(Component data from apps and pages)
• • • •

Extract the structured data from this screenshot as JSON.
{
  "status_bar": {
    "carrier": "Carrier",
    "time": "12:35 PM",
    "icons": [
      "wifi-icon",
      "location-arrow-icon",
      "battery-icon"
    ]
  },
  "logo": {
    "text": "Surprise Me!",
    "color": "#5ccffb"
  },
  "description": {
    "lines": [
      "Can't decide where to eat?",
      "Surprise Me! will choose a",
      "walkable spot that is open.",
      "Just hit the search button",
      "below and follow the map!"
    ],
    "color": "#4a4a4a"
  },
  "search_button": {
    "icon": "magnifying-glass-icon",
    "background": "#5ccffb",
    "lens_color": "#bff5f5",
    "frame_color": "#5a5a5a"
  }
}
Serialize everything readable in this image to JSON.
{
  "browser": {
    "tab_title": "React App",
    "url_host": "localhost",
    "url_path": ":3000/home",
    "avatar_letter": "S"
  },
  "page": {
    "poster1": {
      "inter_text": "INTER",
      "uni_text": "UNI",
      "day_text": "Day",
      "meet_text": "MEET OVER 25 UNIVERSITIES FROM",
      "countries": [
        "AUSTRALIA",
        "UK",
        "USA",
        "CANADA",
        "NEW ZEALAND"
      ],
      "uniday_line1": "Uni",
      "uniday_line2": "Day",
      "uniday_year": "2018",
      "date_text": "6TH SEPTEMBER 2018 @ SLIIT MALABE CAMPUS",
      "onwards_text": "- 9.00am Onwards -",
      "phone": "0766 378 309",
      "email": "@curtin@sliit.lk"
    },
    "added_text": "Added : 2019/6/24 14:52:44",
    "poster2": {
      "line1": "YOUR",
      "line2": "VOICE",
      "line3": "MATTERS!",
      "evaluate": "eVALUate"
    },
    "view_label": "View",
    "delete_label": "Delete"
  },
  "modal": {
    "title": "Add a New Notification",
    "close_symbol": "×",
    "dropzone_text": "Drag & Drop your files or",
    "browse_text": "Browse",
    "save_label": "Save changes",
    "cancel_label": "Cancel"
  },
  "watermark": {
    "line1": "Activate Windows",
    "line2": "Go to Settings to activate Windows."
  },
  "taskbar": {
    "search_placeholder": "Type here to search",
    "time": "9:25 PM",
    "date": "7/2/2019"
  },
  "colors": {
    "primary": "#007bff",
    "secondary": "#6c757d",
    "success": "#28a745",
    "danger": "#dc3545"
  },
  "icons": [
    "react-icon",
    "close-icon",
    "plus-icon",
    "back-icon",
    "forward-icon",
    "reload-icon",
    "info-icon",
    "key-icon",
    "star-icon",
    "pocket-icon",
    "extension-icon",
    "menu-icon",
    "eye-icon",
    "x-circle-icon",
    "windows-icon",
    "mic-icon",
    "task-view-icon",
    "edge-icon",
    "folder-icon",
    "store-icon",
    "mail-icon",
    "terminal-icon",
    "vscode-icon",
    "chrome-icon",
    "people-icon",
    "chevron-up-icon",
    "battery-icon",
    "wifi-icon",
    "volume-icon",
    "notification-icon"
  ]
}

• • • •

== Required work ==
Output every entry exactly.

== Answer for the task ==
Extract the structured data from this screenshot as JSON.
{
  "status_bar": {
    "carrier": "Carrier",
    "time": "12:35 PM",
    "icons": [
      "wifi-icon",
      "location-arrow-icon",
      "battery-icon"
    ]
  },
  "logo": {
    "text": "Surprise Me!",
    "color": "#5ccffb"
  },
  "description": {
    "lines": [
      "Can't decide where to eat?",
      "Surprise Me! will choose a",
      "walkable spot that is open.",
      "Just hit the search button",
      "below and follow the map!"
    ],
    "color": "#4a4a4a"
  },
  "search_button": {
    "icon": "magnifying-glass-icon",
    "background": "#5ccffb",
    "lens_color": "#bff5f5",
    "frame_color": "#5a5a5a"
  }
}
Serialize everything readable in this image to JSON.
{
  "browser": {
    "tab_title": "React App",
    "url_host": "localhost",
    "url_path": ":3000/home",
    "avatar_letter": "S"
  },
  "page": {
    "poster1": {
      "inter_text": "INTER",
      "uni_text": "UNI",
      "day_text": "Day",
      "meet_text": "MEET OVER 25 UNIVERSITIES FROM",
      "countries": [
        "AUSTRALIA",
        "UK",
        "USA",
        "CANADA",
        "NEW ZEALAND"
      ],
      "uniday_line1": "Uni",
      "uniday_line2": "Day",
      "uniday_year": "2018",
      "date_text": "6TH SEPTEMBER 2018 @ SLIIT MALABE CAMPUS",
      "onwards_text": "- 9.00am Onwards -",
      "phone": "0766 378 309",
      "email": "@curtin@sliit.lk"
    },
    "added_text": "Added : 2019/6/24 14:52:44",
    "poster2": {
      "line1": "YOUR",
      "line2": "VOICE",
      "line3": "MATTERS!",
      "evaluate": "eVALUate"
    },
    "view_label": "View",
    "delete_label": "Delete"
  },
  "modal": {
    "title": "Add a New Notification",
    "close_symbol": "×",
    "dropzone_text": "Drag & Drop your files or",
    "browse_text": "Browse",
    "save_label": "Save changes",
    "cancel_label": "Cancel"
  },
  "watermark": {
    "line1": "Activate Windows",
    "line2": "Go to Settings to activate Windows."
  },
  "taskbar": {
    "search_placeholder": "Type here to search",
    "time": "9:25 PM",
    "date": "7/2/2019"
  },
  "colors": {
    "primary": "#007bff",
    "secondary": "#6c757d",
    "success": "#28a745",
    "danger": "#dc3545"
  },
  "icons": [
    "react-icon",
    "close-icon",
    "plus-icon",
    "back-icon",
    "forward-icon",
    "reload-icon",
    "info-icon",
    "key-icon",
    "star-icon",
    "pocket-icon",
    "extension-icon",
    "menu-icon",
    "eye-icon",
    "x-circle-icon",
    "windows-icon",
    "mic-icon",
    "task-view-icon",
    "edge-icon",
    "folder-icon",
    "store-icon",
    "mail-icon",
    "terminal-icon",
    "vscode-icon",
    "chrome-icon",
    "people-icon",
    "chevron-up-icon",
    "battery-icon",
    "wifi-icon",
    "volume-icon",
    "notification-icon"
  ]
}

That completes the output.